By Peta Florus
What is it about cockroaches that give us the heebie jeebies?
Is it those revolting feelers that twitch all the time, or is it the fact that they just sit there like their feet are stuck to the wall or maybe itâ€™s the fact that they dart off at the slightest movement you make. Whatever the reason, it freaks me out.
My attempts of banishing the Bush Cockroach
I live in a leafy suburb of Cape Town and recently these critters have been invading my space. When I say invading, I really mean invading â€¦ I find at least one or two in my house every day. Not doing much; just stuck to the wall, waiting to shock the living daylights out of me.
My first reaction is to empty a can of insecticide (Iâ€™m on my third can for the week and its becoming a costly exercise) directly onto the critter until it drops to the floor with its legs wiggling in the air â€¦ and then I run like crazy just in case itâ€™s not actually dead and decides to take revenge by flying into my hair.
Since this situation is clearly out of control and my DIY pest control approach isnâ€™t proving successful, I have decided to call in some help from the experts at Rentokil.
What the Expert says about the Bush Cockroach
The Rentokil man tells me that these specific cockroaches are Deropeltis erythrocephala; commonly known as â€˜the bush cockroachâ€™ and they are completely harmless. In fact, they are hailed as an environmentally friendly pestâ€¦ yeah right! The key word for me is â€˜pestâ€™.
Our expert also tells me that there is a distinct difference between the male and female of the species. Males are black and long-winged, and females are roundish in shape and wingless.
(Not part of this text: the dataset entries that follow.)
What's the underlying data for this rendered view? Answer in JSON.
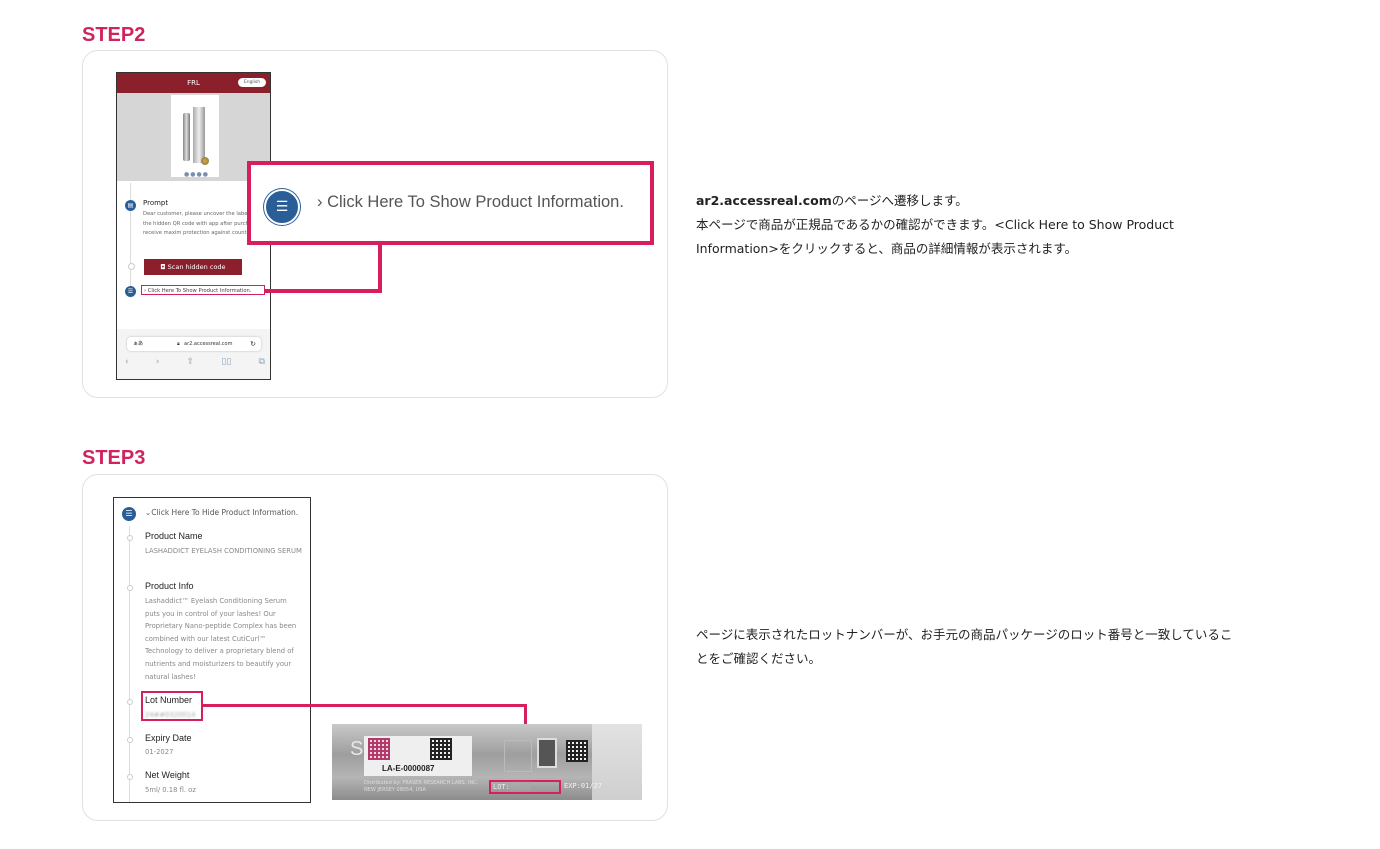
{
  "step2": {
    "title": "STEP2",
    "phone": {
      "header_title": "FRL",
      "lang": "English",
      "prompt_title": "Prompt",
      "prompt_body": "Dear customer, please uncover the label to scan the hidden QR code with app after purchase to receive maxim protection against counterfeits.",
      "scan_button": "Scan hidden code",
      "click_link": "Click Here To Show Product Information.",
      "url_left": "ぁあ",
      "url": "ar2.accessreal.com"
    },
    "callout_text": "Click Here To Show Product Information.",
    "desc_bold": "ar2.accessreal.com",
    "desc_line1": "のページへ遷移します。",
    "desc_line2": "本ページで商品が正規品であるかの確認ができます。<Click Here to Show Product",
    "desc_line3": "Information>をクリックすると、商品の詳細情報が表示されます。"
  },
  "step3": {
    "title": "STEP3",
    "phone": {
      "hide_link": "Click Here To Hide Product Information.",
      "product_name_label": "Product Name",
      "product_name": "LASHADDICT EYELASH CONDITIONING SERUM",
      "product_info_label": "Product Info",
      "product_info": "Lashaddict™ Eyelash Conditioning Serum puts you in control of your lashes! Our Proprietary Nano-peptide Complex has been combined with our latest CutiCurl™ Technology to deliver a proprietary blend of nutrients and moisturizers to beautify your natural lashes!",
      "lot_label": "Lot Number",
      "lot_value": "24##0320014",
      "expiry_label": "Expiry Date",
      "expiry_value": "01-2027",
      "weight_label": "Net Weight",
      "weight_value": "5ml/ 0.18 fl. oz"
    },
    "package": {
      "code": "LA-E-0000087",
      "distributed": "Distributed by: FRASER RESEARCH LABS, INC. NEW JERSEY 08054, USA",
      "lot": "LOT:",
      "exp": "EXP:01/27"
    },
    "desc_line1": "ページに表示されたロットナンバーが、お手元の商品パッケージのロット番号と一致しているこ",
    "desc_line2": "とをご確認ください。"
  }
}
These cockroaches are very common in gardens or vegetated areas, living under stones or dry tree trunks and feed on vegetation (so nothing to do with the half eaten sandwich left on the counter from last night!). Theyâ€™ve ventured inside as the area outside has become a bit damp and they prefer dry areas.
The bush cockroach is a seasonal pest, and is common around this time of year (September). We all love spring and canâ€™t wait to get out and go adventuring, but my message to roaches of all kinds is: consider yourselves uninvited at all times, because from my point of view a cockroach is a cockroach, no matter what name you give it! You can call it an American or German or even Oriental, itâ€™s still a cockroach and they have no place in my home.
Helpful Cockroach Prevention Tips
â€œSo what to do if the extended family decides to come too? How will I keep the cockroach country cousins at bay?â€ I ask the Rentokil man. In the unlikely event of this happening, he suggests I consult the Rentokil website for tips on how to get rid of cockroaches. There are pictures for easy identification of the cockroach you may have encountered, and helpful tips to keep them out such as:
- Be sure to keep any left overs in containers (and not lying on the kitchen counter like I did! Fortunately the bush cockroach wasnâ€™t interested, but if it were any other cockroach species, Iâ€™d be inviting an invasion!)
- Donâ€™t leave any water in the sink and clean any spillages as this also attracts cockroaches.
- Take out the garbage regularly, and ensure the lids of the rubbish bins are tightly sealed.
- Cockroaches seek shelter in undisturbed areas, such as piles of magazines or stacks of cardboard. Since â€˜tis the spring season, why not start spring cleaning to de-clutter areas that might seem welcoming to these critters?
Iâ€™m glad that I found out that the bush cockroach isnâ€™t here to stay, and by practicing the above cockroach prevention tips, I know that I wonâ€™t have any uninvited house guests crawling around. Rentokil man â€“ 1 Bushies â€“ 0. For next season, â€˜Bushiesâ€™ beware, I have the Rentokil